The Joker, who continues his killing of innocents right under his temporary partner Batman’s nose, wants to see his Bat dead, but not as much as he wants to live long enough to enjoy the murder.
This twisted view is brought to life by Azzarello and Casali and the perspective is refreshing and innovative, if not a little disturbing.
Through all of the mystery and puzzles, the duo find Bane at the center of a sporting venue, but still they do not recognize him. He had been watching their degradation closely but without his mask on.
Seeing his prey nearly succumb to death, he places the mask on and roars to life as the monstrous physical threat that broke Batman and nearly killed him during the Batman: Knightfall series.
At first I admit, as a reader of these books I was completely taken aback.
Bane? How the hell could he devise this scheme?
Well, actually it makes a ton of sense, because Bane was familiar with the drugs that gave him superhuman strength and agility, and he also nearly defeated Batman before by taking advantage of the hurling of so many villains at the dark knight over such a short time span that he was exhausted when he finally got his back broken by Bane's knee.
Bane worked with scientists for chemical enhancements in the Batman Arkham Asylum video game as well, which has its own intriguing story.
Bane’s Plan B in Batman Europa: poison the hell out of Batman and force him to travel, to work away his strength, and then to either strangle or work with his most hated person in or out of Gotham, the Joker.
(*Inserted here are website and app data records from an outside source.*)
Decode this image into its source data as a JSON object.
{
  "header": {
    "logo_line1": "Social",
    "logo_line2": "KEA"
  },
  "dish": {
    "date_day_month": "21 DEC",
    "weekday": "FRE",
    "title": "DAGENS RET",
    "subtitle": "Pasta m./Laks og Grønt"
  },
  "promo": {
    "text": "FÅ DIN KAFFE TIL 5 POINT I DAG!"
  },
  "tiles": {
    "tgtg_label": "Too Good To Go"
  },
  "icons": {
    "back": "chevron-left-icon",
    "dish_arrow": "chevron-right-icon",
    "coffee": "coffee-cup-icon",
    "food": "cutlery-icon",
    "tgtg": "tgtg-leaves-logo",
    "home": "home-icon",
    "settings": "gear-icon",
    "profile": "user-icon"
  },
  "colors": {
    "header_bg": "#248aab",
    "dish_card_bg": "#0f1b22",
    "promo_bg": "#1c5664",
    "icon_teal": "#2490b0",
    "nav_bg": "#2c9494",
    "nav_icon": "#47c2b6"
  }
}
As Bane twists the Joker’s arm to spaghetti and prepares to wipe out Batman, the duo seems to find a last breath of adrenaline. Bane admits that by keeping each other alive they have kept the possibility of a cure alive, because each other’s cure rested in the other’s blood.
But then he tells Bruce that the Joker committed murder right in front of him.
Batman can kill the Joker before he dies or let the cure in him live on as he takes the fight to Bane.
What does a dying Batman do? He conjures an age-old distraction to give him a chance.
The bats fly in droves and fill the air, as we most recently saw in the Batman Begins film.
Batman makes his decision.
The last wind is taken in and Batman unleashes all of his frustration and fury and pummels Bane until he falls unconscious.
The final battle set amidst the stunning landscape of Rome and the flurry of bats is epic!
And as much as it pains him, Batman decides to take some of the blood gushing from the Joker into his own body to save himself minutes before death could claim him; Joker likewise takes on some of Bruce’s blood to live on as well.
Bruce Wayne’s conscience is tortured though, because his own life only remains on earth via his enemy's blood and curing the Joker in turn.
The intelligent story is new and dark and carves new ground.
The amazing visuals throughout each of the different artists, starting with Jim Lee and ending with Gerald Parel, made each issue of Batman Europa, from #1-4, so very unique and impactful.
Review Grade: A
“Bloody Fine Art Meets Poetry In Batman Europa #4 Finale!” was written by R.J. Huneke
Comics News & Reviews: a POWkabamBlog
Artists looking at art. POWkabam! FYI The background image you are enjoying is from the first page of WEIRD TERROR #6, the story titled "DIE" penciled and inked by Rudy Palais!